__EXERCISE PROMPT__:
Lift out each line of the data that holds "icon".

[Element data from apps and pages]
========================================================================

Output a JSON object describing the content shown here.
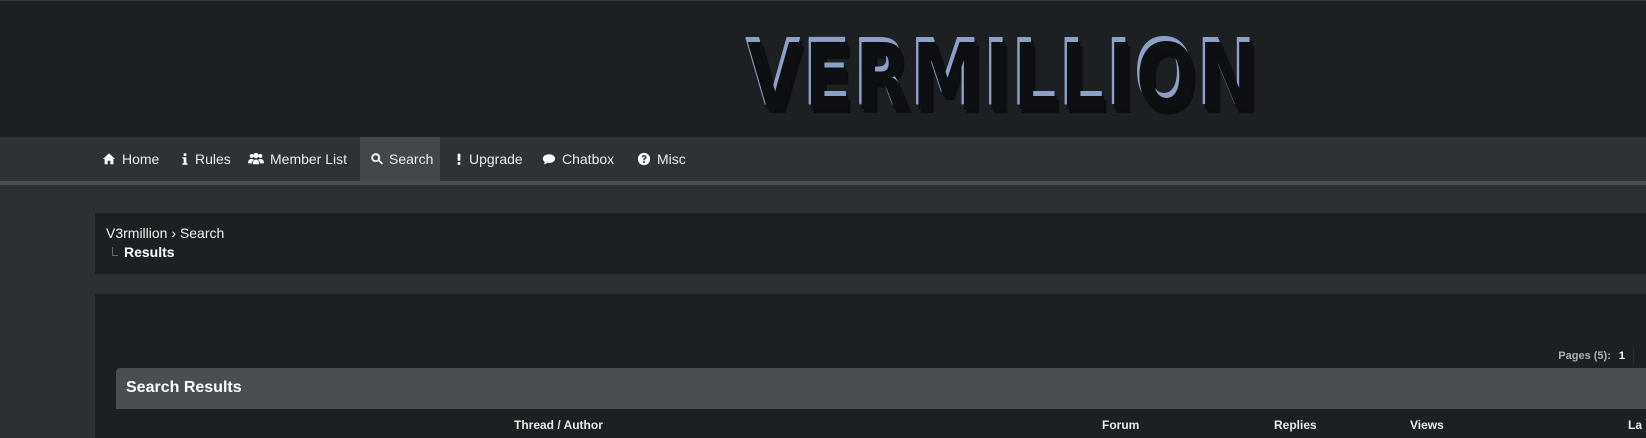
{
  "header": {
    "logo_text": "VERMILLION",
    "logo_color": "#5a6f9c"
  },
  "nav": {
    "items": [
      {
        "label": "Home",
        "icon": "home-icon"
      },
      {
        "label": "Rules",
        "icon": "info-icon"
      },
      {
        "label": "Member List",
        "icon": "users-icon"
      },
      {
        "label": "Search",
        "icon": "search-icon",
        "active": true
      },
      {
        "label": "Upgrade",
        "icon": "exclamation-icon"
      },
      {
        "label": "Chatbox",
        "icon": "comment-icon"
      },
      {
        "label": "Misc",
        "icon": "question-circle-icon"
      }
    ]
  },
  "breadcrumb": {
    "root": "V3rmillion",
    "separator": "›",
    "parent": "Search",
    "current": "Results"
  },
  "pagination": {
    "label": "Pages (5):",
    "current": "1"
  },
  "results": {
    "title": "Search Results",
    "columns": {
      "thread_author": "Thread / Author",
      "forum": "Forum",
      "replies": "Replies",
      "views": "Views",
      "last_post": "La"
    }
  },
  "colors": {
    "background": "#2c2f33",
    "header_bg": "#1d2023",
    "nav_bg": "#2e3135",
    "nav_active": "#43464b",
    "panel_head": "#4a4d52"
  }
}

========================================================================

__ANSWER FOR THE TASK__:
        "icon": "home-icon"
        "icon": "info-icon"
        "icon": "users-icon"
        "icon": "search-icon",
        "icon": "exclamation-icon"
        "icon": "comment-icon"
        "icon": "question-circle-icon"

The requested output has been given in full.